That’s great. But, what does this really mean? Well, according to the OHIM Trade Mark search database, Harley Davidson still owns trademark rights over the international classes 25, 26 and 18, while Apple now owns the rights over international classes 9 and 28. Cool. So what does this mean? Apple has exclusive rights to use the LIGHTNING mark in connection with such things as eyeglasses, eyeglass frames, goggles, audio and video equipment, recorded computer software, electric signs, toy vehicles, pinball machines, computer game programs, and “games and playthings” in general. On the other hand, Harley Davidson retains exclusive rights to use it in connection with leather and imitation leather goods, travel bags, clothing, footwear, lace, and embroidery.

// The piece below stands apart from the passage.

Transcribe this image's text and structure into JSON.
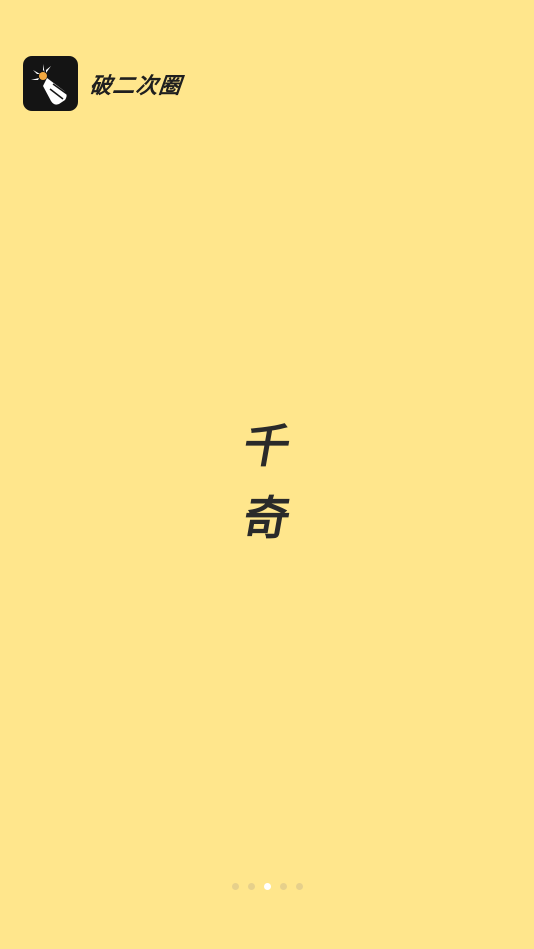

All in all, this sounds like Apple took appropriate measures by seeking a partial assignment of rights over the LIGHTNING trademark. They reached out to Harley Davidson and came to an agreement as to how they could co-exist in the marketplace rather than rely on the fact that Apple and Harley Davidson would likely use the mark with respect to “different goods.”

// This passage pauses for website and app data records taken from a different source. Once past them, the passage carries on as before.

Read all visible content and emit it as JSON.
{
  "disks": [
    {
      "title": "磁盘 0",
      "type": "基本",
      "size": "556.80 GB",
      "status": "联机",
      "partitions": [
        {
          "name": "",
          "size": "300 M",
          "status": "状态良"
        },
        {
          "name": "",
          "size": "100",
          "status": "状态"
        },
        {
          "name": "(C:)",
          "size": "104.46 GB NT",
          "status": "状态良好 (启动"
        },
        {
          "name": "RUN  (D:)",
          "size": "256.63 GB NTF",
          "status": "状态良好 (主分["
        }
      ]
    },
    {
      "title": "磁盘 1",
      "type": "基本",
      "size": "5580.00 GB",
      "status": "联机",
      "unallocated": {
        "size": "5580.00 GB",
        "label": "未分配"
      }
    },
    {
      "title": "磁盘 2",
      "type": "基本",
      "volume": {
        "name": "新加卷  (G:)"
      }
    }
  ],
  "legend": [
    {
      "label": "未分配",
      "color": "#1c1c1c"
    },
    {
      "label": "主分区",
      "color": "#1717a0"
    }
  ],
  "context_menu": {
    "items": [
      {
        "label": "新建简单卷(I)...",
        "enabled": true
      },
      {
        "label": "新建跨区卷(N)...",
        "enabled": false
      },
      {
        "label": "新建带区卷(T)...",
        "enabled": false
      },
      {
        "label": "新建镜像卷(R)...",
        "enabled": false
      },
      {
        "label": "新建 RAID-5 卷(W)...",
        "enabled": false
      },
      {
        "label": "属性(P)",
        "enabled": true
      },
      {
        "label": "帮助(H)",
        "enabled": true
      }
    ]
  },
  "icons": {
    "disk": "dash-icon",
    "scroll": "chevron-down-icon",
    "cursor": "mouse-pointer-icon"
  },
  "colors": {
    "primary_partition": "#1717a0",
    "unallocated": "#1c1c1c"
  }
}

Smart decision, Apple! Ultimately, this will avoid costly litigation and retain a good professional relationship with another well-known brand (in regards to trademark usage against Harley Davidson anyway).
The Kardashians already had to deal with being accused of copyright infringement with their purse line, Kardashian Kollection. Now, just last week, Chroma Makeup Studios publicly denounced the Kardashians’ upcoming makeup line “Khroma Beauty by Kourtney, Kim & Khloe.” The Chroma Makeup Studios website’s home page is currently a long letter to its loyal fans declaring that it is in no way, shape, or form associated with the Kardashians. Further, it states a little blurb about the Federal trademark law and how the founders, Lisa Casino and Michael Rey III are “taking all appropriate steps to defend its reputation and the 12 years of goodwill [they] have built under the CHROMA MAKEUP STUDIO trademark.” But are these statements enough?

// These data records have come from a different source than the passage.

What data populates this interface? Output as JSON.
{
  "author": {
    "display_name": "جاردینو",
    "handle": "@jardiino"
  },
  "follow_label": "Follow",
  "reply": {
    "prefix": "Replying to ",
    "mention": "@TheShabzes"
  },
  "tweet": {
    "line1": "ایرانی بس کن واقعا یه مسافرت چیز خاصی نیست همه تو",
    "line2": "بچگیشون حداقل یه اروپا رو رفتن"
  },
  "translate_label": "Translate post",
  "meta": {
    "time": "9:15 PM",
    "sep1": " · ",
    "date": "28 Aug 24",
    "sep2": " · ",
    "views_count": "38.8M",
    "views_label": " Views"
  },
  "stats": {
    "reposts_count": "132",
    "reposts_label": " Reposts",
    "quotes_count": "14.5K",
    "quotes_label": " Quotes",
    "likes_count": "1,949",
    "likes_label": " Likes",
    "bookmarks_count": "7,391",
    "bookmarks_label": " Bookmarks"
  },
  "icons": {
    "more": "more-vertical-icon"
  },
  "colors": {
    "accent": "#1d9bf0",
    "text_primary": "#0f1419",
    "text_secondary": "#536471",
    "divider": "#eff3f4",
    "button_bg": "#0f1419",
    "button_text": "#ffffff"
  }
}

Oddly, after searching the USPTO, we were unable to find any registered or currently pending applications for Chroma Makeup Studio, under its business name or its other marks in which they claim trademark rights for including Chroma Colour, Croma Makeup Studio, Colour-Purity-You. But not surprisingly, the Kardashians have filed multiple applications for variations of KHROMA BEAUTY BY KOURTNEY, KIM, & KHLOE incorporating the “Khroma” mark.
We’re not clear why Chroma has not filed any applications as far as we can tell, and we won’t speculate either. However, without a registered trademark enforcement of their mark will be a bit trickery against the Kardashian’s. With that said, the question still remains – is the Kardashian’s “KHROMA” mark likely to confuse consumers or otherwise infringe upon the “CHROMA” mark? Maybe, maybe not, that would be up to a jury to decide. But even without a registered trademark, if the Chroma Makeup Studio’s letter to its fans were true, in that their customers are already confused, it could provide a strong basis for Chroma.
But another sticky issue that Chroma may have to deal with are the other companies like Revlon that have used the term Chroma, such as, “Revlon Chroma Chameleon” and “Chroma Luminescent” (Mana Products, Inc.). Why do so many cosmetic companies use the word “chroma”? Not sure, maybe, “chroma” has to do with the quality of a color or the “saturation” of a hue? With that said, it then seems appropriate that “chroma” has been used in connection with cosmetics, hair color, and paints. So, perhaps, the Kardashians may have a defense there.